"Look at this, Assad! ... Look at this, you murderer!" one man screams
The blast takes place in the Damascus suburbs, which has seen months of fighting
International envoy Lakhdar Brahimi is trying to broker a cease-fire by Friday
It’s a horror show that has played out across Syria for 19 months. Those grieving the dead are themselves targeted by gunfire or deadly blasts.
That cycle of death played out again Tuesday when mourners gathered to grieve a man who dared speak out against the Syrian government.
A car bomb silenced them.
“Children’s bodies were maimed and burnt. I saw pieces of human flesh and blood on the street,” witness Ahmed Al-Muadami said.
This day, mourners came to honor one of 14 men who died after his arrest by Air Force Intelligence – a much feared security apparatus that dissidents accuse of hunting down anti-government activists.
Word spread quickly Tuesday that a Damascus hospital had a collection of unidentified bodies.
The families of the 14 men rushed to the scene – only to discover the bodies of their loved ones bore signs of torture.
The outrage boiled over in the Damascus suburb of Muadamiyet al-Sham, where a funeral procession for one of the men morphed into a protest against President Bashar al-Assad’s government.
Then came the explosion near the Al-Zaitoona mosque, which is a popular gathering site for anti-government protests.
“It was a car bomb parked next to the mosque where the people were gathered. The explosion killed at least 13 people and wounded over a hundred,” Al-Muadami said.
“One child was extremely disfigured … we couldn’t identify him.”
Amateur videos reportedly from the scene show a grisly aftermath.
One man carried the lifeless body of a child, his face charred black and gray.
“Look at this, Assad!” the man screamed. “Is this your gift to us for the Eid? Look at this, you murderer!”
The Muslim holiday of Eid al-Adha begins Friday.
CNN cannot independently verify the authenticity of the videos or reports of violence, as the Syrian government has restricted access to international journalists.
The Damascus suburbs have seen fierce fighting for months. Opposition activists say the government has committed massacres, while the government says it is fighting armed terrorists.
International envoy Lakhdar Brahimi is trying to broker a cease-fire by Friday.
But the odds seem daunting.

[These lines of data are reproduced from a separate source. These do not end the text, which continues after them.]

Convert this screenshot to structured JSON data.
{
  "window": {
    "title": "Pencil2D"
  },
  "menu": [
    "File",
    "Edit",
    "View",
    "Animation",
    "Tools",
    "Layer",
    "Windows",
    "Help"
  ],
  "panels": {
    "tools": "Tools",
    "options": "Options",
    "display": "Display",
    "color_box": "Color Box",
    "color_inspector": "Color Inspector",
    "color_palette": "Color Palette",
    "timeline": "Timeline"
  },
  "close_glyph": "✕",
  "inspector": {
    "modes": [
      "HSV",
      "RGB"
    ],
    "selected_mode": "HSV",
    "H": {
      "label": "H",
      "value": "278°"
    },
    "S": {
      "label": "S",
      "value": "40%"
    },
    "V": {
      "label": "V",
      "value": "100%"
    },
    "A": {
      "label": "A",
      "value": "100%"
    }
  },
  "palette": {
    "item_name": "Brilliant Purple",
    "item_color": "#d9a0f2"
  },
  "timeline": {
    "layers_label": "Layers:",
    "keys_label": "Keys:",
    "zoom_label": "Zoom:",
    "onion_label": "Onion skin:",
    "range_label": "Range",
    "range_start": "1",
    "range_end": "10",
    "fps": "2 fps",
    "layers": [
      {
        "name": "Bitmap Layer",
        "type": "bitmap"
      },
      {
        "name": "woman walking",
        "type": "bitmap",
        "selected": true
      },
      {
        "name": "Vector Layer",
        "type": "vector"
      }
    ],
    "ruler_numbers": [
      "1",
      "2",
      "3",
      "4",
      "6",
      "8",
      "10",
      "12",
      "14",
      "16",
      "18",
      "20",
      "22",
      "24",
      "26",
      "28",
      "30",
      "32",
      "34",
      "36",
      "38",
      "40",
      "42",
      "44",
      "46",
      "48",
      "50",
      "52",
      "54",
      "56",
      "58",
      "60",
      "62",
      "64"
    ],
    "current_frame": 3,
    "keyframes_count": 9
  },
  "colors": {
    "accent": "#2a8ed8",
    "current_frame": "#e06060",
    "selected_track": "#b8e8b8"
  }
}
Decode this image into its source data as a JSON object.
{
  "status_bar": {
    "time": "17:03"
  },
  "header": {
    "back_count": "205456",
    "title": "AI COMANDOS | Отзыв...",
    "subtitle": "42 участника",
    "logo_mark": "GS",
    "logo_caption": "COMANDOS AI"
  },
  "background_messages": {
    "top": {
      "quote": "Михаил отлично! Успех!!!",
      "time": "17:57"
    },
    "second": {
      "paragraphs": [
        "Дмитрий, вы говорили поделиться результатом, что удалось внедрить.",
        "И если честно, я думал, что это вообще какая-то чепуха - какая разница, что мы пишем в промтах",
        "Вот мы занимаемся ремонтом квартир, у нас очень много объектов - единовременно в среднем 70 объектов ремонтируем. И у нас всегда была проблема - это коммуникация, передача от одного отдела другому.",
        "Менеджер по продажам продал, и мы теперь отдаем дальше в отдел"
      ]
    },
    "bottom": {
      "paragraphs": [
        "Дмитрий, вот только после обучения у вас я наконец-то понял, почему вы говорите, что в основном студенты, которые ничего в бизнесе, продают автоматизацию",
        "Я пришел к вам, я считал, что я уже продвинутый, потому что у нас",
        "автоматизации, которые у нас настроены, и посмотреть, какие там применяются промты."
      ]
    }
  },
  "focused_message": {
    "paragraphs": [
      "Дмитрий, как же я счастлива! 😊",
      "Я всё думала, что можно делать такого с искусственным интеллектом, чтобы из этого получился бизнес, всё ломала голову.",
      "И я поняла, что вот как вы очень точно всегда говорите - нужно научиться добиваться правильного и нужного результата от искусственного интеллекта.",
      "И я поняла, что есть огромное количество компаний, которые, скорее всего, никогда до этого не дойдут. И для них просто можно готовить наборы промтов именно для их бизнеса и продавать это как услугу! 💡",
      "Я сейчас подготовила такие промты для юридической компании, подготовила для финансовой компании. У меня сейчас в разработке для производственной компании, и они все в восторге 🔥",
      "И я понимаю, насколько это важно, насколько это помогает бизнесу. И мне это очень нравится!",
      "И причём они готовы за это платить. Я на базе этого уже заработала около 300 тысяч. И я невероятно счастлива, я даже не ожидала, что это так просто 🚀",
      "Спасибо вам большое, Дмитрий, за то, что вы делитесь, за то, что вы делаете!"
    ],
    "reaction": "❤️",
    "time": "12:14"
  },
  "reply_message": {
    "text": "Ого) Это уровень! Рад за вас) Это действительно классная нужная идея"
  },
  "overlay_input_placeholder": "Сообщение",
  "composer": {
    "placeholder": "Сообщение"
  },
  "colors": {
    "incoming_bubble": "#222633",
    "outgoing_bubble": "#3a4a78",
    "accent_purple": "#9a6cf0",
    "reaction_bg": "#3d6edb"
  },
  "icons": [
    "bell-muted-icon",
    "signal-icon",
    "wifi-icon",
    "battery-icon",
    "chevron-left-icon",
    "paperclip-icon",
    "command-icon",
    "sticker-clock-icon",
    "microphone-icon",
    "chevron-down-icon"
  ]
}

On Tuesday alone, at least 100 people were killed in Damascus and its suburbs; 50 were from Muadamiyet al-Sham, the opposition Local Coordination Committees of Syria said.
The activist network said residents in the town called for blood donors after the explosion.